Silence fills the stale air and sometimes that silent air consumes our lungs. Breathing alone can not constitute living a fulfilled life. What we chose to do with our breath can move people and sometimes move mountains. The air I was breathing on this very saturated Saturday brought back an influx of memories: the time I was lost on a raft with my brother riding the rapids or the time I first experienced loneliness when my girlfriend pierced my heart at the vacant football bleachers. The air has all tasted the same to me and with each inhale memories never fail to inform me the person I am.
The city lights helped guide me to my worn down, inner city apartment that was 2 blocks away from several bars. Anyone over 6’2 would hit their head on the door frame. The apartment felt lonely once again, my bootleg candle is producing company and the only source of light. The sweet smell of tropical breeze helped my nose escape to paradise,but my eyes still told me to get a job, to make something of my life. The wallpaper looked floral, but the ripped material made the room look like a psychiatric ward, but this is home. I continue to question if I am alone in this struggle, if others have to stare at the same damn wallpaper. Friday evenings come and go, but this particular day went slower than usual. The rain drops grew louder and the city’s bedtime is approaching. As I stumble off the pull-out couch, I noticed two thuds…”Open up, it is Jeff, your landlord”. I threw on some ripped jeans and uncrusted my eyes as I stumbled to the door. The door squeaked opened and my landlord looked as he was just told the Mariners lost. Jeff’s eyes said it all, but the mouth confirmed that this Friday evening would be the last one in the apartment. I was waiting for the day where Jeff kicked me out, I haven’t paid rent in over three months, I understand it is a business. I leave my keys at his office and left my tropical breeze candle to burn in my absence.
I survived the night but with the help of others just like me. The area I stayed for the night was under a bridge down the street from Safeco field with similarly haggard faces. These people had such beautiful lives, some had wives, husbands, beautiful kids and for them to sleep under the same bridge as myself proved that life can be unpredictable. The spirits were high and the campfire style set-up reminded me of the first time I ever experienced love and attention at fifth grade camp. The light and heat helped us survive the dark time we were all going through, The night-crawling, homeless committee and myself shared stories through the night and the cold air reminded me of how tough my skin is and how tender my heart is.

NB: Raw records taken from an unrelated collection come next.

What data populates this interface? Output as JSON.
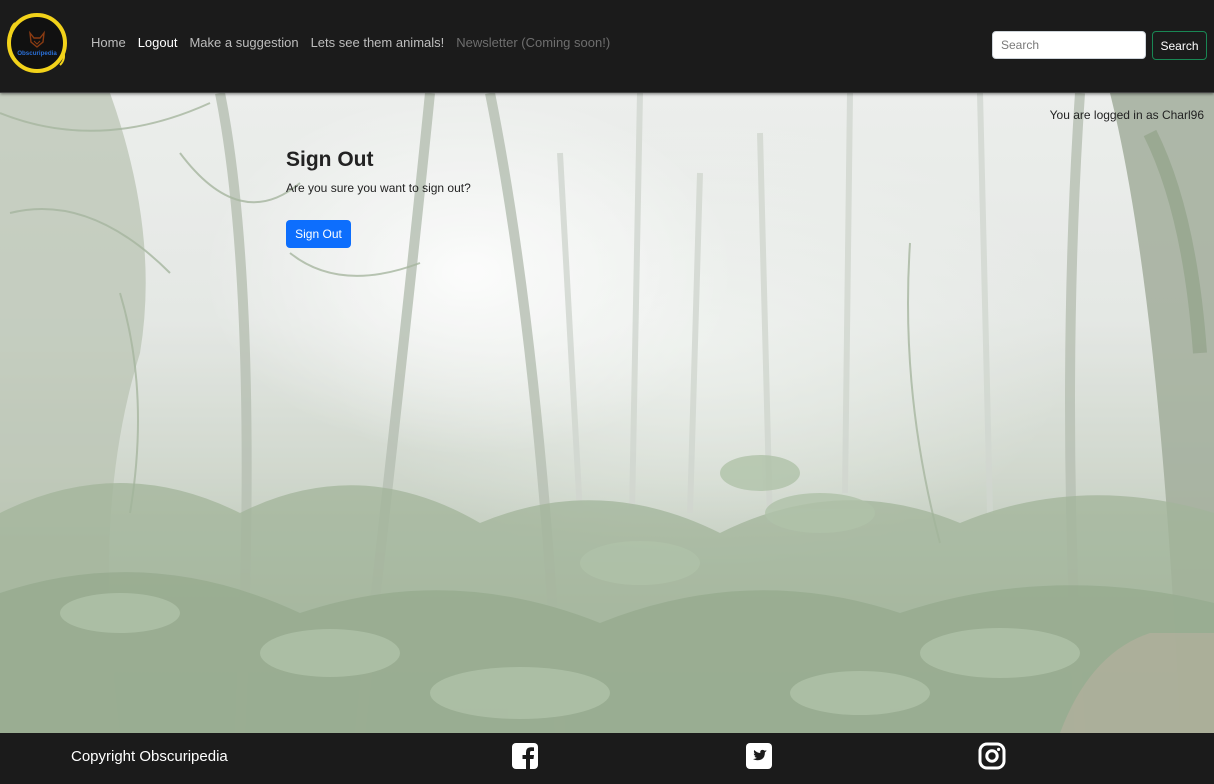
{
  "brand": {
    "logo_text": "Obscuripedia",
    "colors": {
      "ring": "#f2d21a",
      "text": "#2a6fd6",
      "fox": "#8a3b12"
    }
  },
  "nav": {
    "links": [
      {
        "label": "Home",
        "state": "normal"
      },
      {
        "label": "Logout",
        "state": "active"
      },
      {
        "label": "Make a suggestion",
        "state": "normal"
      },
      {
        "label": "Lets see them animals!",
        "state": "normal"
      },
      {
        "label": "Newsletter (Coming soon!)",
        "state": "disabled"
      }
    ]
  },
  "search": {
    "placeholder": "Search",
    "value": "",
    "button_label": "Search",
    "button_color": "#198754"
  },
  "user": {
    "logged_in_text": "You are logged in as Charl96"
  },
  "signout": {
    "title": "Sign Out",
    "message": "Are you sure you want to sign out?",
    "button_label": "Sign Out",
    "button_color": "#0d6efd"
  },
  "footer": {
    "copyright": "Copyright Obscuripedia",
    "social_icons": [
      "facebook-icon",
      "twitter-icon",
      "instagram-icon"
    ]
  },
  "colors": {
    "navbar_bg": "#1b1b1b",
    "footer_bg": "#1b1b1b"
  }
}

Two weeks have passed and I look around, I am now used to dirt stained skin and rotten breath caused by food we scavenge. The last bite of food was gone, so I wandered off looking for more. I hear “Ken Griffey Jr. up to bat, 2-3 count… bottom of the third” from a distance. I start to follow that voice. The lights from some open stores illuminate my path as I draw closer to the voice. The rancid smell of the bars I pass reminded me why I was in this position, walking down a dark path looking for food. I finally arrived to the lit up stadium, every light behind me has darkened, The lights and the voice from the stadium attracted me and I find myself walking in because no one was watching the gates. I see thousands of dedicated fans around me screaming for the Mariners to win. I shed a tear as a nostalgic memory of me hitting t-balls entered my brain. How could all that innocence go away? What happened? At this point, nothing else mattered, I forget about my divorce, my overdose, my job that paid six figures, I forgot it all. I take a deep breath, take on the strong forces of memories and I exhale, I realize I am at ease when I hear the crack of the bat and I find my new home.